• _What you are asked to do_:
State how many lines in the entries below contain "true". Write nothing but the number.

• _Records supplied_:
────────────────────────────────────────

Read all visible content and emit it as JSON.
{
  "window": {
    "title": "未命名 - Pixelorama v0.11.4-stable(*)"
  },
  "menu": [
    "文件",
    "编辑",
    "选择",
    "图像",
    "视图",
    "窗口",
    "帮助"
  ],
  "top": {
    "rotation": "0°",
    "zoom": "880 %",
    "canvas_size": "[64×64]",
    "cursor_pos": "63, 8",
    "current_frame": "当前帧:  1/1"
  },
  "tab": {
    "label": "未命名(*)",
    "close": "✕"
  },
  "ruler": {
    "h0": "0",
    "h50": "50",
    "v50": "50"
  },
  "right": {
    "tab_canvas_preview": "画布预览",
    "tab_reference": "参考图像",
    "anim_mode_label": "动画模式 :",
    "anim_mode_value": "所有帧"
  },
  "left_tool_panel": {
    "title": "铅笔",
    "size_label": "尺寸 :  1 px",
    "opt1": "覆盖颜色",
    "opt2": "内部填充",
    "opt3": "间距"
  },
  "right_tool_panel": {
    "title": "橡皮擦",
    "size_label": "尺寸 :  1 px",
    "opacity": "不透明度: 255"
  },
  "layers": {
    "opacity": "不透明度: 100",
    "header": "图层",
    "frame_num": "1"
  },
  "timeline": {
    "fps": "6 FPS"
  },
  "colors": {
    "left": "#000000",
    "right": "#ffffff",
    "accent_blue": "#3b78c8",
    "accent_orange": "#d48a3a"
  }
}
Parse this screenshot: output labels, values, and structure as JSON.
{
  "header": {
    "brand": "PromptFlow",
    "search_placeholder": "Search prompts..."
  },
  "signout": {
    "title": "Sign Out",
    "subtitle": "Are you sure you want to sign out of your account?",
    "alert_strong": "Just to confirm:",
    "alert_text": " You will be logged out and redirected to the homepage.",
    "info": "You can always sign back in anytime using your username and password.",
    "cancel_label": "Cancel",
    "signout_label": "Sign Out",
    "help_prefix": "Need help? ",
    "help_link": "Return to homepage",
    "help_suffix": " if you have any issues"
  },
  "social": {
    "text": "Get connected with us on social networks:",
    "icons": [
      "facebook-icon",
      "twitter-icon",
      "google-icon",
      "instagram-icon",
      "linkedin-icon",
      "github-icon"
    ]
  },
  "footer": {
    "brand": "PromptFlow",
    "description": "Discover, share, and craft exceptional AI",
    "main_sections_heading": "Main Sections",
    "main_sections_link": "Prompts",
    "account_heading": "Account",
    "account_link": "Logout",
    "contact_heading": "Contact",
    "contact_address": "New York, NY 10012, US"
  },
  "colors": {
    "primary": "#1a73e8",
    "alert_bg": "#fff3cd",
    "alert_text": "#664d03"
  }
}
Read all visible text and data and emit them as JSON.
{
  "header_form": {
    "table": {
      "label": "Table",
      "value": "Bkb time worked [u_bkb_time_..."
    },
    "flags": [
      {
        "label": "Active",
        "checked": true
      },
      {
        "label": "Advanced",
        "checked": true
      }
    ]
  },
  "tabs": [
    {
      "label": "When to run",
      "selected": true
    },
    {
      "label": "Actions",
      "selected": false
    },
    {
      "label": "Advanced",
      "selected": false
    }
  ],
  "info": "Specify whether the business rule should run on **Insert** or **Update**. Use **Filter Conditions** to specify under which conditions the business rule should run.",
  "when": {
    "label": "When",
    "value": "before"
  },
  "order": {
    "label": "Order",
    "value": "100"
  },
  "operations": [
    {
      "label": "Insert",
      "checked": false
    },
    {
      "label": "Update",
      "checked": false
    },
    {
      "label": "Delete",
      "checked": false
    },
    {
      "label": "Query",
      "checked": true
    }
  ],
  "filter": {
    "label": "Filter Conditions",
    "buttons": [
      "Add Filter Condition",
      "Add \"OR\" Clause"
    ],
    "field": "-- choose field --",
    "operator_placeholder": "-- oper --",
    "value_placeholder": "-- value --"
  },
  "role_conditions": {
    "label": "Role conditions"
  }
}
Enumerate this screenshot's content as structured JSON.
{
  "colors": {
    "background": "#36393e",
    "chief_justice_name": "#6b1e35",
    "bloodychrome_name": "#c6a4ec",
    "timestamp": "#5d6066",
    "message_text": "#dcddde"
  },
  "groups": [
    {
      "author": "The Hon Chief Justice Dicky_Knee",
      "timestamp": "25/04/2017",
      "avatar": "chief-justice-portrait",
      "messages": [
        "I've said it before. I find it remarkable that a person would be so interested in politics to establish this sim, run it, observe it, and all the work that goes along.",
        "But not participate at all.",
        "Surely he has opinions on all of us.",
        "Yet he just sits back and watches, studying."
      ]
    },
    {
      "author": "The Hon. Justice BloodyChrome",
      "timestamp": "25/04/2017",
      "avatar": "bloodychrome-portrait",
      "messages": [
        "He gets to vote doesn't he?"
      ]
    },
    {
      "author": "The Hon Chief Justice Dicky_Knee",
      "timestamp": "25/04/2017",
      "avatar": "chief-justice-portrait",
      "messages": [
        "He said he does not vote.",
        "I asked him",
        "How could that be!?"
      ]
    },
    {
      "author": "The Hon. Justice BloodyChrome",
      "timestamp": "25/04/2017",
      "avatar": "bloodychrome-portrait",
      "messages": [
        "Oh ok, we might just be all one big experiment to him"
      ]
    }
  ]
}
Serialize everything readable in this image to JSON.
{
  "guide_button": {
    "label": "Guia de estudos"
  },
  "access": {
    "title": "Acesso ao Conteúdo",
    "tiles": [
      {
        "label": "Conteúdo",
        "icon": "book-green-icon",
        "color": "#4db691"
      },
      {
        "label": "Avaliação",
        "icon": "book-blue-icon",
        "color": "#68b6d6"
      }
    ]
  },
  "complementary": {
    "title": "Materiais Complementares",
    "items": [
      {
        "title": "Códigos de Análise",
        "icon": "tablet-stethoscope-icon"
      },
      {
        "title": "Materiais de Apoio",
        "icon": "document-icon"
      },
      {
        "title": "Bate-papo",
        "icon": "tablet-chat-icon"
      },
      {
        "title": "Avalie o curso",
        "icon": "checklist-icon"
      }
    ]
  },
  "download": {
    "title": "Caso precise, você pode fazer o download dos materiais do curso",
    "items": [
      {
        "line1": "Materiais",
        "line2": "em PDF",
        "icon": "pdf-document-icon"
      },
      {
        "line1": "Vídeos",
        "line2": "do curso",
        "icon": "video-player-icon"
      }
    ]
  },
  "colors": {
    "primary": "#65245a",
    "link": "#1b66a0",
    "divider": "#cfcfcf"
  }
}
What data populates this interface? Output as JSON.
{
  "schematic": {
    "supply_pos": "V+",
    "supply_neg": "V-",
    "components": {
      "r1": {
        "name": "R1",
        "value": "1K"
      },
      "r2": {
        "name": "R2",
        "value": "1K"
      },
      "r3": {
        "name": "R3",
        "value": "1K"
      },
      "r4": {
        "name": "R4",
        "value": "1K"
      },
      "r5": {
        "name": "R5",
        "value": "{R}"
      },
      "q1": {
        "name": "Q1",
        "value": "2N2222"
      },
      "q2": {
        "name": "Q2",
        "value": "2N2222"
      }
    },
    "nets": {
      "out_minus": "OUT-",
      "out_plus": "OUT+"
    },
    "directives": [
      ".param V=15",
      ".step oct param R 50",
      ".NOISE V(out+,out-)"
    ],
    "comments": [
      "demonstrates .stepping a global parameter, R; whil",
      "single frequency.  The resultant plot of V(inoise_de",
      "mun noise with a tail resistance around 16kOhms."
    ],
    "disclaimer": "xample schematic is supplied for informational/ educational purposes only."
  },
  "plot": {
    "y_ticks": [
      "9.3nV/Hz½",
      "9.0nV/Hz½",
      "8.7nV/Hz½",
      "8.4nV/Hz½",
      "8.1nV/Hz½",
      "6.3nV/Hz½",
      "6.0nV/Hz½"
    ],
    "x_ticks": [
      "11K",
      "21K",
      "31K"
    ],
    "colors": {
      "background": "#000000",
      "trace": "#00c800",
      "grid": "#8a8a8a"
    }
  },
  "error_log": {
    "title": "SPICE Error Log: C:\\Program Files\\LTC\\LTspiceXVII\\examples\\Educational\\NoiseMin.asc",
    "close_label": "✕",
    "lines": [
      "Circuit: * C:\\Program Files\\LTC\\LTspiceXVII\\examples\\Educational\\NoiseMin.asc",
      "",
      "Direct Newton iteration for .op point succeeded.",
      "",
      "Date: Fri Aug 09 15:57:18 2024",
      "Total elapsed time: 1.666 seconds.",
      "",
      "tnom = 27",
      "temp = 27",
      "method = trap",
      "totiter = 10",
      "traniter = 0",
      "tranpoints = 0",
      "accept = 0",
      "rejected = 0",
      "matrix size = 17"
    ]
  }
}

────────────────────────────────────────

• _Response box_:
4